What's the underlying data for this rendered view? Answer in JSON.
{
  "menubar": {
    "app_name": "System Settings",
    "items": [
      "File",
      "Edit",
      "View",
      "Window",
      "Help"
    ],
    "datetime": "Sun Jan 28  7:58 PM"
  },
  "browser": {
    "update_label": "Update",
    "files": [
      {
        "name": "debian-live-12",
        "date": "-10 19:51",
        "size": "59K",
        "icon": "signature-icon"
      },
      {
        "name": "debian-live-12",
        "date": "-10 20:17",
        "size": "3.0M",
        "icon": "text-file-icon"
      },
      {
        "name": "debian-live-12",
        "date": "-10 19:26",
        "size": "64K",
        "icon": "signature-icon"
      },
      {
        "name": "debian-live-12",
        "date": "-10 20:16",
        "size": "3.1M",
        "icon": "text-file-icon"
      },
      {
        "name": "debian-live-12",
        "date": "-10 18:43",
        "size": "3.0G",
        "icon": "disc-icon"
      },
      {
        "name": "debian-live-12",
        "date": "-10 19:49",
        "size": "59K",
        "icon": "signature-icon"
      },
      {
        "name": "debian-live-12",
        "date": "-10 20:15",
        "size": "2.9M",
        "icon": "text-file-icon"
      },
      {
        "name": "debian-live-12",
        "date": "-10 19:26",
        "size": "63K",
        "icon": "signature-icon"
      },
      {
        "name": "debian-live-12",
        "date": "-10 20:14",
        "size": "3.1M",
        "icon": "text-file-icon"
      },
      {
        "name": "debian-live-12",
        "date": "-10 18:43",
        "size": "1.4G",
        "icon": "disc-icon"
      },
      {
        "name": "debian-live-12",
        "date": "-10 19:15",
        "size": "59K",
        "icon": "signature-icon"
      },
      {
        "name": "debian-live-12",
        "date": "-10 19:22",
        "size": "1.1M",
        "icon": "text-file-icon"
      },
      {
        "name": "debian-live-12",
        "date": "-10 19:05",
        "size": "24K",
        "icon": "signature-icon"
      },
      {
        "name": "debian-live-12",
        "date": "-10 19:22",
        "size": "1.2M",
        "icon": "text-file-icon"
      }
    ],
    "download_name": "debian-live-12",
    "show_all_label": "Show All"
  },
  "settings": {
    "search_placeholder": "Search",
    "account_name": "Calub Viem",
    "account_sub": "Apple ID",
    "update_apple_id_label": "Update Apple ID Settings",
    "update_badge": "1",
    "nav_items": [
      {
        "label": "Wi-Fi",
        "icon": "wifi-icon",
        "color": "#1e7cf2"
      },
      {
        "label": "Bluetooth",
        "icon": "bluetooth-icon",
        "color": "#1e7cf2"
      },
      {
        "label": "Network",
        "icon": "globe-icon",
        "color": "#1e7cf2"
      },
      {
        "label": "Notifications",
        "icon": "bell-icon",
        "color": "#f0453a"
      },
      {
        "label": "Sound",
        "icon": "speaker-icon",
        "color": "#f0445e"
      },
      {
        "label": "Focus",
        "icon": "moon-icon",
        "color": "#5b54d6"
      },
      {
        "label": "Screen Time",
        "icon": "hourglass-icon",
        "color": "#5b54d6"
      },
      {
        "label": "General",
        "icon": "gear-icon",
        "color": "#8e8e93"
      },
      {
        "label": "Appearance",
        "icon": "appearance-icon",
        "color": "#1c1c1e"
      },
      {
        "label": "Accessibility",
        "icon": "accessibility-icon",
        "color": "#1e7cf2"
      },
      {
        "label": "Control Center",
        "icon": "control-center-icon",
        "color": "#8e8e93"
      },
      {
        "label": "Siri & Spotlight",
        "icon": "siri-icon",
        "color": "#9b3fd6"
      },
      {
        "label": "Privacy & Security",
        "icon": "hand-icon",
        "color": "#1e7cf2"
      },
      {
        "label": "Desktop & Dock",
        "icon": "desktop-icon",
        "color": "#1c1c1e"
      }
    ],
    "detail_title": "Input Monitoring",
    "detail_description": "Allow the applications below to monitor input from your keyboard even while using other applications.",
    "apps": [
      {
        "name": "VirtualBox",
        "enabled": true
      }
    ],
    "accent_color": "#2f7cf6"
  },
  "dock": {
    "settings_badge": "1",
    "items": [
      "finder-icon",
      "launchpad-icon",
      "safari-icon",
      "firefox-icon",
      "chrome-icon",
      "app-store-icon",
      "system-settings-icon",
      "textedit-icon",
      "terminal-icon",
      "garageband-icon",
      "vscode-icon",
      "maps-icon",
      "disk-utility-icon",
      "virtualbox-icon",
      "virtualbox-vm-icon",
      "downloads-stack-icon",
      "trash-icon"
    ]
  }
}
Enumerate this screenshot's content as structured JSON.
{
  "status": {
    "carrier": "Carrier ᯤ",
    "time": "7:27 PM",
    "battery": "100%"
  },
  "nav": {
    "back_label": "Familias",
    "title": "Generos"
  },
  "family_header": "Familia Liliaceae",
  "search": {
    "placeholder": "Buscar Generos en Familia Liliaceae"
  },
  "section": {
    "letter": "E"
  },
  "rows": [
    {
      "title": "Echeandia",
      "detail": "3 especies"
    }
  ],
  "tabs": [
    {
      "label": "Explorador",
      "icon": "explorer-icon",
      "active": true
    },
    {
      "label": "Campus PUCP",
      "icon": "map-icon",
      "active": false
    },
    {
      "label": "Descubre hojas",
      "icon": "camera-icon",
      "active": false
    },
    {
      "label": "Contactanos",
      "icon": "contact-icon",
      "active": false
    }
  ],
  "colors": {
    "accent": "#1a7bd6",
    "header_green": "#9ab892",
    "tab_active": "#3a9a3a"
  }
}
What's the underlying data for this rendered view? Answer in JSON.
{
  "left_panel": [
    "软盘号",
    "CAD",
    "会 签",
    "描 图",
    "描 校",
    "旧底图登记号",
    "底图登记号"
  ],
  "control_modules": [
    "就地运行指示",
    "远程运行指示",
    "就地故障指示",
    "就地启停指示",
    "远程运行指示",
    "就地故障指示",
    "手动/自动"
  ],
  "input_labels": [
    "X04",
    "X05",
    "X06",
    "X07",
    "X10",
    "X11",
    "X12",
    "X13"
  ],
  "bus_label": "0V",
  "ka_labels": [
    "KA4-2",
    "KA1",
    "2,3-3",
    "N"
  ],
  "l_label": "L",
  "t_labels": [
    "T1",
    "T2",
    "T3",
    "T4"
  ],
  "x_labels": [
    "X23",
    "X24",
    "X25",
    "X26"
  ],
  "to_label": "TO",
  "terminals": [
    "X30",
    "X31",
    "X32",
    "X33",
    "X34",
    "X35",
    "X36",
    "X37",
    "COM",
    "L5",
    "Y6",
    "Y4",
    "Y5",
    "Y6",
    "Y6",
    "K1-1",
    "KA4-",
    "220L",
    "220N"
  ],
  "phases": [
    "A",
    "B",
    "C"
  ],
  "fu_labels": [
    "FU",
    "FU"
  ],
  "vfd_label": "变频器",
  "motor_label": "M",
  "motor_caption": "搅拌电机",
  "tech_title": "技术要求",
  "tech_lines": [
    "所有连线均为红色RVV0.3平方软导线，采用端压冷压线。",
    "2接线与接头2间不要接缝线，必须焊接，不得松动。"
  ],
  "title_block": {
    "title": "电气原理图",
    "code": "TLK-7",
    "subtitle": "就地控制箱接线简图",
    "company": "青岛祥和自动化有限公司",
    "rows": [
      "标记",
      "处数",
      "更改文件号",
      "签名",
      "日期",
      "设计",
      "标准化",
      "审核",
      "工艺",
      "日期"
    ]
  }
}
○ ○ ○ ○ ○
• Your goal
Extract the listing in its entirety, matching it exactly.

• Solution to the exercise
What's the underlying data for this rendered view? Answer in JSON.
{
  "menubar": {
    "app_name": "System Settings",
    "items": [
      "File",
      "Edit",
      "View",
      "Window",
      "Help"
    ],
    "datetime": "Sun Jan 28  7:58 PM"
  },
  "browser": {
    "update_label": "Update",
    "files": [
      {
        "name": "debian-live-12",
        "date": "-10 19:51",
        "size": "59K",
        "icon": "signature-icon"
      },
      {
        "name": "debian-live-12",
        "date": "-10 20:17",
        "size": "3.0M",
        "icon": "text-file-icon"
      },
      {
        "name": "debian-live-12",
        "date": "-10 19:26",
        "size": "64K",
        "icon": "signature-icon"
      },
      {
        "name": "debian-live-12",
        "date": "-10 20:16",
        "size": "3.1M",
        "icon": "text-file-icon"
      },
      {
        "name": "debian-live-12",
        "date": "-10 18:43",
        "size": "3.0G",
        "icon": "disc-icon"
      },
      {
        "name": "debian-live-12",
        "date": "-10 19:49",
        "size": "59K",
        "icon": "signature-icon"
      },
      {
        "name": "debian-live-12",
        "date": "-10 20:15",
        "size": "2.9M",
        "icon": "text-file-icon"
      },
      {
        "name": "debian-live-12",
        "date": "-10 19:26",
        "size": "63K",
        "icon": "signature-icon"
      },
      {
        "name": "debian-live-12",
        "date": "-10 20:14",
        "size": "3.1M",
        "icon": "text-file-icon"
      },
      {
        "name": "debian-live-12",
        "date": "-10 18:43",
        "size": "1.4G",
        "icon": "disc-icon"
      },
      {
        "name": "debian-live-12",
        "date": "-10 19:15",
        "size": "59K",
        "icon": "signature-icon"
      },
      {
        "name": "debian-live-12",
        "date": "-10 19:22",
        "size": "1.1M",
        "icon": "text-file-icon"
      },
      {
        "name": "debian-live-12",
        "date": "-10 19:05",
        "size": "24K",
        "icon": "signature-icon"
      },
      {
        "name": "debian-live-12",
        "date": "-10 19:22",
        "size": "1.2M",
        "icon": "text-file-icon"
      }
    ],
    "download_name": "debian-live-12",
    "show_all_label": "Show All"
  },
  "settings": {
    "search_placeholder": "Search",
    "account_name": "Calub Viem",
    "account_sub": "Apple ID",
    "update_apple_id_label": "Update Apple ID Settings",
    "update_badge": "1",
    "nav_items": [
      {
        "label": "Wi-Fi",
        "icon": "wifi-icon",
        "color": "#1e7cf2"
      },
      {
        "label": "Bluetooth",
        "icon": "bluetooth-icon",
        "color": "#1e7cf2"
      },
      {
        "label": "Network",
        "icon": "globe-icon",
        "color": "#1e7cf2"
      },
      {
        "label": "Notifications",
        "icon": "bell-icon",
        "color": "#f0453a"
      },
      {
        "label": "Sound",
        "icon": "speaker-icon",
        "color": "#f0445e"
      },
      {
        "label": "Focus",
        "icon": "moon-icon",
        "color": "#5b54d6"
      },
      {
        "label": "Screen Time",
        "icon": "hourglass-icon",
        "color": "#5b54d6"
      },
      {
        "label": "General",
        "icon": "gear-icon",
        "color": "#8e8e93"
      },
      {
        "label": "Appearance",
        "icon": "appearance-icon",
        "color": "#1c1c1e"
      },
      {
        "label": "Accessibility",
        "icon": "accessibility-icon",
        "color": "#1e7cf2"
      },
      {
        "label": "Control Center",
        "icon": "control-center-icon",
        "color": "#8e8e93"
      },
      {
        "label": "Siri & Spotlight",
        "icon": "siri-icon",
        "color": "#9b3fd6"
      },
      {
        "label": "Privacy & Security",
        "icon": "hand-icon",
        "color": "#1e7cf2"
      },
      {
        "label": "Desktop & Dock",
        "icon": "desktop-icon",
        "color": "#1c1c1e"
      }
    ],
    "detail_title": "Input Monitoring",
    "detail_description": "Allow the applications below to monitor input from your keyboard even while using other applications.",
    "apps": [
      {
        "name": "VirtualBox",
        "enabled": true
      }
    ],
    "accent_color": "#2f7cf6"
  },
  "dock": {
    "settings_badge": "1",
    "items": [
      "finder-icon",
      "launchpad-icon",
      "safari-icon",
      "firefox-icon",
      "chrome-icon",
      "app-store-icon",
      "system-settings-icon",
      "textedit-icon",
      "terminal-icon",
      "garageband-icon",
      "vscode-icon",
      "maps-icon",
      "disk-utility-icon",
      "virtualbox-icon",
      "virtualbox-vm-icon",
      "downloads-stack-icon",
      "trash-icon"
    ]
  }
}
Enumerate this screenshot's content as structured JSON.
{
  "status": {
    "carrier": "Carrier ᯤ",
    "time": "7:27 PM",
    "battery": "100%"
  },
  "nav": {
    "back_label": "Familias",
    "title": "Generos"
  },
  "family_header": "Familia Liliaceae",
  "search": {
    "placeholder": "Buscar Generos en Familia Liliaceae"
  },
  "section": {
    "letter": "E"
  },
  "rows": [
    {
      "title": "Echeandia",
      "detail": "3 especies"
    }
  ],
  "tabs": [
    {
      "label": "Explorador",
      "icon": "explorer-icon",
      "active": true
    },
    {
      "label": "Campus PUCP",
      "icon": "map-icon",
      "active": false
    },
    {
      "label": "Descubre hojas",
      "icon": "camera-icon",
      "active": false
    },
    {
      "label": "Contactanos",
      "icon": "contact-icon",
      "active": false
    }
  ],
  "colors": {
    "accent": "#1a7bd6",
    "header_green": "#9ab892",
    "tab_active": "#3a9a3a"
  }
}
What's the underlying data for this rendered view? Answer in JSON.
{
  "left_panel": [
    "软盘号",
    "CAD",
    "会 签",
    "描 图",
    "描 校",
    "旧底图登记号",
    "底图登记号"
  ],
  "control_modules": [
    "就地运行指示",
    "远程运行指示",
    "就地故障指示",
    "就地启停指示",
    "远程运行指示",
    "就地故障指示",
    "手动/自动"
  ],
  "input_labels": [
    "X04",
    "X05",
    "X06",
    "X07",
    "X10",
    "X11",
    "X12",
    "X13"
  ],
  "bus_label": "0V",
  "ka_labels": [
    "KA4-2",
    "KA1",
    "2,3-3",
    "N"
  ],
  "l_label": "L",
  "t_labels": [
    "T1",
    "T2",
    "T3",
    "T4"
  ],
  "x_labels": [
    "X23",
    "X24",
    "X25",
    "X26"
  ],
  "to_label": "TO",
  "terminals": [
    "X30",
    "X31",
    "X32",
    "X33",
    "X34",
    "X35",
    "X36",
    "X37",
    "COM",
    "L5",
    "Y6",
    "Y4",
    "Y5",
    "Y6",
    "Y6",
    "K1-1",
    "KA4-",
    "220L",
    "220N"
  ],
  "phases": [
    "A",
    "B",
    "C"
  ],
  "fu_labels": [
    "FU",
    "FU"
  ],
  "vfd_label": "变频器",
  "motor_label": "M",
  "motor_caption": "搅拌电机",
  "tech_title": "技术要求",
  "tech_lines": [
    "所有连线均为红色RVV0.3平方软导线，采用端压冷压线。",
    "2接线与接头2间不要接缝线，必须焊接，不得松动。"
  ],
  "title_block": {
    "title": "电气原理图",
    "code": "TLK-7",
    "subtitle": "就地控制箱接线简图",
    "company": "青岛祥和自动化有限公司",
    "rows": [
      "标记",
      "处数",
      "更改文件号",
      "签名",
      "日期",
      "设计",
      "标准化",
      "审核",
      "工艺",
      "日期"
    ]
  }
}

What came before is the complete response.